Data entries
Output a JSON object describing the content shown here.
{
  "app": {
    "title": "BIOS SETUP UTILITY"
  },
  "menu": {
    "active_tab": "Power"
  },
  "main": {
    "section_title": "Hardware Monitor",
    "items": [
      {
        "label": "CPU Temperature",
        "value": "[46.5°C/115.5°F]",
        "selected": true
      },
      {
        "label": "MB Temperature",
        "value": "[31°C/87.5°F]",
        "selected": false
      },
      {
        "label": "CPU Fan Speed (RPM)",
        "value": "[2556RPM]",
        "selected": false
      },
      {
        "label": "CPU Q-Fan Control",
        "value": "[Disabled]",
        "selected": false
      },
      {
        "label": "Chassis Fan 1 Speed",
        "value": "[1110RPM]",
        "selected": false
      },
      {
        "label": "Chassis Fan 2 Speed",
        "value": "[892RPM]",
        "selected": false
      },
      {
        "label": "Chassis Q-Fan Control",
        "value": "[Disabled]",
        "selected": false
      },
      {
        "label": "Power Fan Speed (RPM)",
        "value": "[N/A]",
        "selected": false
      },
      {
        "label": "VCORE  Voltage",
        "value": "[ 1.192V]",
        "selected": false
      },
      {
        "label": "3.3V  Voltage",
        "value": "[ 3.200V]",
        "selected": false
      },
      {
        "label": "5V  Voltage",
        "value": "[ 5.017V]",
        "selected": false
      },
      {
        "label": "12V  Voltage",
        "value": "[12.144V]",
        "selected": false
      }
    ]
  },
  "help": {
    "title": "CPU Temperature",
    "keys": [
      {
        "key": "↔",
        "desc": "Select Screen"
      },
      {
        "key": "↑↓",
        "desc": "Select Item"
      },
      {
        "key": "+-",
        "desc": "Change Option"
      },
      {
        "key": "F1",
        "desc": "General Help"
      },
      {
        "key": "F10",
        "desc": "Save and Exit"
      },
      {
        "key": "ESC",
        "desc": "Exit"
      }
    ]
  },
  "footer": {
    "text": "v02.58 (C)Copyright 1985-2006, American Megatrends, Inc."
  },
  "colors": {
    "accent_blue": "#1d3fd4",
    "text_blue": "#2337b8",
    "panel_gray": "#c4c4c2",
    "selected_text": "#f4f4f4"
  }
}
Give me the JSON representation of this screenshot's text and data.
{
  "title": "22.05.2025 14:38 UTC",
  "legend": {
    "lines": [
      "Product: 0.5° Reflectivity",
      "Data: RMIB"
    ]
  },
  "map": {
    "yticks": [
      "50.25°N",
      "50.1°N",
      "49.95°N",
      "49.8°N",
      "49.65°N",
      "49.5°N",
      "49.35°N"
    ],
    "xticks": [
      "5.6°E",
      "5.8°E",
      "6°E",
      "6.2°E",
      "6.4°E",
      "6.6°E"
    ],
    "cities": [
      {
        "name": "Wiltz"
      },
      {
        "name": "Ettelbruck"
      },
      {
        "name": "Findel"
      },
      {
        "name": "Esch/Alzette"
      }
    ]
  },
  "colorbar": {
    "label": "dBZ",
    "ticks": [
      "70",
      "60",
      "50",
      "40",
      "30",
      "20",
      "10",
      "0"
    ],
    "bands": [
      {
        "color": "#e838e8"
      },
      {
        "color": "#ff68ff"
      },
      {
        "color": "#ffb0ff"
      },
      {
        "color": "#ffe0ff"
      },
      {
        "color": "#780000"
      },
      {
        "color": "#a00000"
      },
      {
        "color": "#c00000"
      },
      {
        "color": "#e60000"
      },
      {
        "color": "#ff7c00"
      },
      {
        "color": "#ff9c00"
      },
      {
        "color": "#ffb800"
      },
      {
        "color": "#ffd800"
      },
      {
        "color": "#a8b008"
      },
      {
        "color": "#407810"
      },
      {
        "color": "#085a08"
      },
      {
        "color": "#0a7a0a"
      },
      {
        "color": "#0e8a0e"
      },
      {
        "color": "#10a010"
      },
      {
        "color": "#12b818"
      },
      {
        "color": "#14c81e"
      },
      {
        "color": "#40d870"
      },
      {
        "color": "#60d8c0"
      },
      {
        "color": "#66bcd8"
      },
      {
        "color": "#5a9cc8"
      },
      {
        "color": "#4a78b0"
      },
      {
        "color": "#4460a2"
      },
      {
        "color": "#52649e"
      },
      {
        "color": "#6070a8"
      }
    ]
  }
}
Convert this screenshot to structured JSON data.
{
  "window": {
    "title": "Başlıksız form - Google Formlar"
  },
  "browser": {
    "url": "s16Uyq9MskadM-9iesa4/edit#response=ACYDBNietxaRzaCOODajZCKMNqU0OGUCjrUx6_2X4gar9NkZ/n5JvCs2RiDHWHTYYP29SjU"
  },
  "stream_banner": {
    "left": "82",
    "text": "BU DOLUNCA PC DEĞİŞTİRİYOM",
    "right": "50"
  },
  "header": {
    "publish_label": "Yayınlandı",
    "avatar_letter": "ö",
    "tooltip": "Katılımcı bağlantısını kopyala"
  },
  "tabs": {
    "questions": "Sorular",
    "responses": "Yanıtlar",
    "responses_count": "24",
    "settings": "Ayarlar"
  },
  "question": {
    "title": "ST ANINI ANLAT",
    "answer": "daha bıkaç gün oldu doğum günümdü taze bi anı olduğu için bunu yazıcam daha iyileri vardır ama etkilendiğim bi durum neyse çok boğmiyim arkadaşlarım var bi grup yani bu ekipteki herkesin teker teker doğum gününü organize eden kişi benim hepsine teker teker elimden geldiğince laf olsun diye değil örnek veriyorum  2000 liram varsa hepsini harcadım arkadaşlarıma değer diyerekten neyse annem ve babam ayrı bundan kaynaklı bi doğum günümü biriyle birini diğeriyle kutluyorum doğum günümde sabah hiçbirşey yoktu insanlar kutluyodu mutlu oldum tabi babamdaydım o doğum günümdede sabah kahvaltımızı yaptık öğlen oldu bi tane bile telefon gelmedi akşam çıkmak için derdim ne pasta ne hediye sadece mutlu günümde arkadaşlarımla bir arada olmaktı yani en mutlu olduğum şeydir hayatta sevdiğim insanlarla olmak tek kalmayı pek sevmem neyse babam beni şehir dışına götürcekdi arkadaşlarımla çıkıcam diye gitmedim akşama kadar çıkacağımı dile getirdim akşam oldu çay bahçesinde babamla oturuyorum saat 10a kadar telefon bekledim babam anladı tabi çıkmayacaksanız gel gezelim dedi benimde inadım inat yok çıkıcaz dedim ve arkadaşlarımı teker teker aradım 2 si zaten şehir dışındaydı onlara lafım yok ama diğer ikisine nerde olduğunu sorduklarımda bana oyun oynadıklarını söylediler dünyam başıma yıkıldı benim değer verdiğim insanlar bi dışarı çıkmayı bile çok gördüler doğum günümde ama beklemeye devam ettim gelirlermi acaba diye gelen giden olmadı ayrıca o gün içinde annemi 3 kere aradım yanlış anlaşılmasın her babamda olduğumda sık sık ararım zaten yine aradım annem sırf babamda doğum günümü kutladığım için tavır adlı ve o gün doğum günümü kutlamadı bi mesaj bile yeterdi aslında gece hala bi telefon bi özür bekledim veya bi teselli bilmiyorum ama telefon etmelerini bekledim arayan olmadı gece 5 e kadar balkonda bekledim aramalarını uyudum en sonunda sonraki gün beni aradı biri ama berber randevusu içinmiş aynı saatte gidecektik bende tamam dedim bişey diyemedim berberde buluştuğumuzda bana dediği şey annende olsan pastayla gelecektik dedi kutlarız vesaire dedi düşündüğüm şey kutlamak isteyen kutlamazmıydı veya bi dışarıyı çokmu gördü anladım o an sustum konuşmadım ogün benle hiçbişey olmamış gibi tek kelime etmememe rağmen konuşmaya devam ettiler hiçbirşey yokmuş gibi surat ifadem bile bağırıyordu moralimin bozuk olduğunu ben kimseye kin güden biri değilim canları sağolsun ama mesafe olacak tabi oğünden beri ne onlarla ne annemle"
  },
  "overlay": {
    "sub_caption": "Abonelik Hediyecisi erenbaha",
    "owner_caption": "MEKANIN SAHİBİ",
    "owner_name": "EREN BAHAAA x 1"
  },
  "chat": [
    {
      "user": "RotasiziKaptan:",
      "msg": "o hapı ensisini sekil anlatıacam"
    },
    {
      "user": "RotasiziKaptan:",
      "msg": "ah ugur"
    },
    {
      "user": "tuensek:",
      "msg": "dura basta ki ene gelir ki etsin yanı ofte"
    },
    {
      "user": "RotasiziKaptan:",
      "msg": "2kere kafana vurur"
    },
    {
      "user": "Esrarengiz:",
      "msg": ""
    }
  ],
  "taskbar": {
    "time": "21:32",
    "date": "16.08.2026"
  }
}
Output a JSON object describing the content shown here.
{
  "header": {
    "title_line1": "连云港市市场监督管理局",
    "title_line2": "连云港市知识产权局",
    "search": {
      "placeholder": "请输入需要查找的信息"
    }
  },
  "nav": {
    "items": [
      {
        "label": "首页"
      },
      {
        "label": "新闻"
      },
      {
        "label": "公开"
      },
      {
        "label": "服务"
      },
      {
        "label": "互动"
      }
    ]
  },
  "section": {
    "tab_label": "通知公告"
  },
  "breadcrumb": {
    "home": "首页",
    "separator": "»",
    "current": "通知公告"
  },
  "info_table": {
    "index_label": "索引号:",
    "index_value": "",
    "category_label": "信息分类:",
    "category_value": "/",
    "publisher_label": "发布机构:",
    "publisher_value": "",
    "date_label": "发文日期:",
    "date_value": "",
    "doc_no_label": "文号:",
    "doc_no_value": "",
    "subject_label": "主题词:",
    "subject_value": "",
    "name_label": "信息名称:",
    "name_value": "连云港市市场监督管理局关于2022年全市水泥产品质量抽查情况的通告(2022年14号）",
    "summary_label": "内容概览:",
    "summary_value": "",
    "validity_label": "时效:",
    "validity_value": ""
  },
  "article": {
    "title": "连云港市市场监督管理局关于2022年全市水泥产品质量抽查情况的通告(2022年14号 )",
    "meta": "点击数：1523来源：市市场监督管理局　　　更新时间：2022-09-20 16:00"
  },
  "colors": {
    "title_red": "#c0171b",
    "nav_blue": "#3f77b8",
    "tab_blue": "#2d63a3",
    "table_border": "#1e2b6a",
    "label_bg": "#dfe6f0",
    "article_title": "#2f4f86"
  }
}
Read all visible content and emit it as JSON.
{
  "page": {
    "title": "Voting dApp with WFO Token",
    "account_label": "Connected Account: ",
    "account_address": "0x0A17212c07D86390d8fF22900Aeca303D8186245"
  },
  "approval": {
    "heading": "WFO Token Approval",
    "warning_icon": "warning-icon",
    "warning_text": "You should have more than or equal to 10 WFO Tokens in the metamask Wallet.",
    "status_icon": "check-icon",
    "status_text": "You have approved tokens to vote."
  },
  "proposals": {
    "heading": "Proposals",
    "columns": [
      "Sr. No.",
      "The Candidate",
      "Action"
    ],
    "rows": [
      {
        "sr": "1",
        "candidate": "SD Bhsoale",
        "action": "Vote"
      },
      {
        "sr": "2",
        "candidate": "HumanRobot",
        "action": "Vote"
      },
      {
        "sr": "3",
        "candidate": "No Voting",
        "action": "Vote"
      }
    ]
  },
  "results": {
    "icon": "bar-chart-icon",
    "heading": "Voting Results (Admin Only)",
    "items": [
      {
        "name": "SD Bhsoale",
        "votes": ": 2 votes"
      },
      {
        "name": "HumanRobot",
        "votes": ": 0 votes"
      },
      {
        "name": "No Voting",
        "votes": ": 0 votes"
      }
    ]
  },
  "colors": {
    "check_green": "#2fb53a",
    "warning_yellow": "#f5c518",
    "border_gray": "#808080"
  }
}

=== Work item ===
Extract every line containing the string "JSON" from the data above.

=== Written response ===
Output a JSON object describing the content shown here.
Give me the JSON representation of this screenshot's text and data.
Convert this screenshot to structured JSON data.
Output a JSON object describing the content shown here.
Read all visible content and emit it as JSON.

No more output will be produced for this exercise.